◆ TASK DESCRIPTION
Note each line in the data holding the string "redirección" and report it.

(Data items)
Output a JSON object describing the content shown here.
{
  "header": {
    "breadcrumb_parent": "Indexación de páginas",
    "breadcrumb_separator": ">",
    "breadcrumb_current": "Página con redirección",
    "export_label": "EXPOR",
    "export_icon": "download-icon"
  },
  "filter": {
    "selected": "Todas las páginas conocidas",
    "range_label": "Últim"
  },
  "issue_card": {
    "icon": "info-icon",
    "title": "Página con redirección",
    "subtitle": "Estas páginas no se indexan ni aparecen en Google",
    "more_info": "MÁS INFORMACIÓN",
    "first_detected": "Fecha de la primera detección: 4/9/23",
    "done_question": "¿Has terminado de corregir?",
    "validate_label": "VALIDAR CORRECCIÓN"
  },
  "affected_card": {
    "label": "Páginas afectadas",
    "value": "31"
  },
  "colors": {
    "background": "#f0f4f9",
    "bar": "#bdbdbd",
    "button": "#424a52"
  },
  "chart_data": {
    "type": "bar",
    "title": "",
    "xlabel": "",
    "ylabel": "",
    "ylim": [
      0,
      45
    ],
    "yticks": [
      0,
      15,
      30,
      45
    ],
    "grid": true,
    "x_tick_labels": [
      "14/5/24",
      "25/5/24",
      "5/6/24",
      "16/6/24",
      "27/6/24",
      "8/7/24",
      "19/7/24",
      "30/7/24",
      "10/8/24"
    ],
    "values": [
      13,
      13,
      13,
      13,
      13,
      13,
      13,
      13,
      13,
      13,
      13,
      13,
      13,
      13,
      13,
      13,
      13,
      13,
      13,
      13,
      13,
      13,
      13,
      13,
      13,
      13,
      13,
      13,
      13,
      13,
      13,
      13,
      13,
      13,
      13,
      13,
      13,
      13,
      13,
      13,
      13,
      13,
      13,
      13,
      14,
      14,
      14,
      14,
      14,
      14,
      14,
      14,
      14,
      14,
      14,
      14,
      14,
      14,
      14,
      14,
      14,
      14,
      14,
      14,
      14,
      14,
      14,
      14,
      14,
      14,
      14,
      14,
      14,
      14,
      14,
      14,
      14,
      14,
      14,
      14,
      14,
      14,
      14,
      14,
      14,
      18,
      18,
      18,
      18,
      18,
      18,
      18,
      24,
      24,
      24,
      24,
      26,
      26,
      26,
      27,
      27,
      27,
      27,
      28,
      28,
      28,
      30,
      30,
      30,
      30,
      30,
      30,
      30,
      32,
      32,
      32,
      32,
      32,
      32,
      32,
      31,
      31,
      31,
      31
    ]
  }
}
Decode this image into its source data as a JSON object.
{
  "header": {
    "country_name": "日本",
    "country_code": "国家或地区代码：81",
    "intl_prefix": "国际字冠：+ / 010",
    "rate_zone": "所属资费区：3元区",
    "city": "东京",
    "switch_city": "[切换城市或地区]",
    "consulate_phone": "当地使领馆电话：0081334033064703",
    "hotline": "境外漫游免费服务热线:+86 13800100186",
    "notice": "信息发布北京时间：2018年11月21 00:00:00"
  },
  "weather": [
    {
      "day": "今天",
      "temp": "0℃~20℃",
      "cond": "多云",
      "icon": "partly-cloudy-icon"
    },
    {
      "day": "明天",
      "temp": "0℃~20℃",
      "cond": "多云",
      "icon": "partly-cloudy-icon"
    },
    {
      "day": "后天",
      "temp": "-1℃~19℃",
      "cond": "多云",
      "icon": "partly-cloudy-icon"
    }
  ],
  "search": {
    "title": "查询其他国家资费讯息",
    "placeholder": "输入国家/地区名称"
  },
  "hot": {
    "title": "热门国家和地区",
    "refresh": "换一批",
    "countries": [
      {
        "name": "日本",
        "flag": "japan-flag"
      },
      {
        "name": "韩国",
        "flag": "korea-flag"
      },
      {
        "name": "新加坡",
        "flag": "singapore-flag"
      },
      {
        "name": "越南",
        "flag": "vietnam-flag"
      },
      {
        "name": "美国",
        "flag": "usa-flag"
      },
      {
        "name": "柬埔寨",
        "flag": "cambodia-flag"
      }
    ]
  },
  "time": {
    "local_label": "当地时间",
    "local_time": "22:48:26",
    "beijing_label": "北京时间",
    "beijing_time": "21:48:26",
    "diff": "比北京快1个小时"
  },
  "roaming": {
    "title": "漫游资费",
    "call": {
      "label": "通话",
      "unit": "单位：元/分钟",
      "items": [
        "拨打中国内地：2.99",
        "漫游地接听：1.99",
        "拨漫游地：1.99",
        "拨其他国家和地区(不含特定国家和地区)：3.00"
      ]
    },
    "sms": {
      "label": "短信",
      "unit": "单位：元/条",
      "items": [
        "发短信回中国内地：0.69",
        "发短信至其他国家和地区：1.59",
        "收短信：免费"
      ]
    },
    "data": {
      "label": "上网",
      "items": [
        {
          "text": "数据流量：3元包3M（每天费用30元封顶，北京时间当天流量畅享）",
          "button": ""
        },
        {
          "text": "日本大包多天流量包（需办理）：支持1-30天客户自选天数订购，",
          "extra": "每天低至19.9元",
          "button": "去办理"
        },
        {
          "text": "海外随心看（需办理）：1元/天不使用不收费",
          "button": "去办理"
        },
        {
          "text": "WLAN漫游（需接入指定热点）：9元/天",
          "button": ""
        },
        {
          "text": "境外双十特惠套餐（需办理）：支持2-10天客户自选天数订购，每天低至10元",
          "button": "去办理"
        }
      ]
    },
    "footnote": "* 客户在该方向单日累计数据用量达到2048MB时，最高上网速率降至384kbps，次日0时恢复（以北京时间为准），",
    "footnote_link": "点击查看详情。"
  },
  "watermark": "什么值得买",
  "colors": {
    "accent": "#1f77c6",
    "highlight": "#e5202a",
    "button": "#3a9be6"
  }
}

◆ ANSWER
    "breadcrumb_current": "Página con redirección",
    "title": "Página con redirección",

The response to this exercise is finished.